It’s the dawn of a new day at Dell Technologies. The infrastructure giant is set to become a public company on 28 December, 2018, after more than 61 percent of shareholders approved the company’s bid to become public through a VMware stock swap.
"With this vote, we are simplifying Dell Technologies' capital structure and aligning the interests of our investors," said Michael Dell, chairman and CEO of Dell Technologies, in a statement on Tuesday.
"This strengthens our strategic position, as we continue to deliver innovation, long-term vision and integrated solutions from the edge to the core to the cloud. We've created Dell Technologies to be our customers' most trusted partner in their digital transformation."
Dell expects its Class C shares to begin trading on the New York Stock Exchange on 28 December. After months of discussions and negotiations with investors, Dell Technologies received the stockholder approval it needed to become public on Tuesday during a special meeting at its Texas-based headquarters.
Dell Technologies Class C shares will trade on the New York Stock Exchange as DELL. The company was listed on the New York Stock Exchange with the tracker DELL from 1988 to 2013, at which time Michael Dell and private equity firm Silver Lake Partners bought Dell back from public shareholders for US$24 billion.
Holders of more than 61 percent of Dell Technologies' Class V common stock, excluding affiliates of Dell Technologies like Michael Dell and Silver Lake, voted in favour of the transaction. Votes in favour of the transaction constitute more than 89 percent of the Class V shares voted by unaffiliated Class V common stockholders who cast a ballot.
"We believe that Dell Technologies is best positioned to succeed in today's data-driven economy thanks to the unique collection of businesses that Michael and his team have assembled and look forward to remaining long-term investors in the company," said Egon Durban, managing partner and director of Silver Lake, in a statement.
"It is exciting to be able to now share the value creation across all of the businesses and assets of Dell Technologies with public investors, and we look forward to them joining us on this journey."
After weeks of negotiations and a heated battle between Dell Technologies and activist investor Carl Icahn, among others, shareholders approved a deal to exchange each share of DVMT VMware tracking stock for Class C common stock, or US$120 per share.
Dell initially proposed exchanging shares of the tracking stock for significantly fewer Class C shares, or US$109 per share. The proposal drew the ire of Icahn and other investors who argued Dell had severely undervalued the transaction and should pony up for shareholders. Icahn, who owns about 9.3 percent of DVMT shares, kicked off a short-lived proxy battle with Dell when he sued Dell in October. Icahn withdrew the suit in November, calling it "unwinnable" after Dell sweetened the stock swap deal.

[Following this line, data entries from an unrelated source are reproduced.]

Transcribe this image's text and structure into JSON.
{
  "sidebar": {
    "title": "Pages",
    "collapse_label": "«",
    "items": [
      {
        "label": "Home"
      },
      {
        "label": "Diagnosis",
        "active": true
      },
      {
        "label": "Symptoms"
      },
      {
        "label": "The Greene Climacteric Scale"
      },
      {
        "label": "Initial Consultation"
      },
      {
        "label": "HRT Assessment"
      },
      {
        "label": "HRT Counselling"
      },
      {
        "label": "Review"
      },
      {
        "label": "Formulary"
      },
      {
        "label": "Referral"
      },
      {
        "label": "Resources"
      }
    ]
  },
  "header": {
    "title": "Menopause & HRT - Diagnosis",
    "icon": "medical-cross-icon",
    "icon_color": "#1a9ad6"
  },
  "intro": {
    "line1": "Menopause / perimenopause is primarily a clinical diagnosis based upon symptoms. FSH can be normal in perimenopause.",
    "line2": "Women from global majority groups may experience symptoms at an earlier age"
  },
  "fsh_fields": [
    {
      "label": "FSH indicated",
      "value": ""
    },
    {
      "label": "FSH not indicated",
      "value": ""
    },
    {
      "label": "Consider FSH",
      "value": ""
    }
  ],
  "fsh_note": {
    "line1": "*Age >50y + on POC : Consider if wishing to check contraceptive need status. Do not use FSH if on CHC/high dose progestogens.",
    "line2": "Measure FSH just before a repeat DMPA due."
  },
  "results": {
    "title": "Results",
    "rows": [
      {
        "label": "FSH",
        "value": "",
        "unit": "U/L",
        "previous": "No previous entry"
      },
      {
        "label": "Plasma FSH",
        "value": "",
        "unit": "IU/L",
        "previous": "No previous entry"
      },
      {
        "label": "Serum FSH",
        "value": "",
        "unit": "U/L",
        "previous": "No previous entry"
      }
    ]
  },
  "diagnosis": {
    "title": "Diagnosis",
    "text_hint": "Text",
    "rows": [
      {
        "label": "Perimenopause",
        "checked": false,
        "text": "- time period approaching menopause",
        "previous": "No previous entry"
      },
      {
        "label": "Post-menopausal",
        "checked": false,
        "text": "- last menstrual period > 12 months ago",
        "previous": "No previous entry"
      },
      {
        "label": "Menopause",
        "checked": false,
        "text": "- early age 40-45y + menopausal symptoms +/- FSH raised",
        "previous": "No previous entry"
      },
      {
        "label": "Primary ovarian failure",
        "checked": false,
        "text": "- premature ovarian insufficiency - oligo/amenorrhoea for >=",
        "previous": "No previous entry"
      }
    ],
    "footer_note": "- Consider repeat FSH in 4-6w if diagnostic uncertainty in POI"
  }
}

The closing of the deal is expected to occur on 28 December and is subject to satisfaction of closing conditions.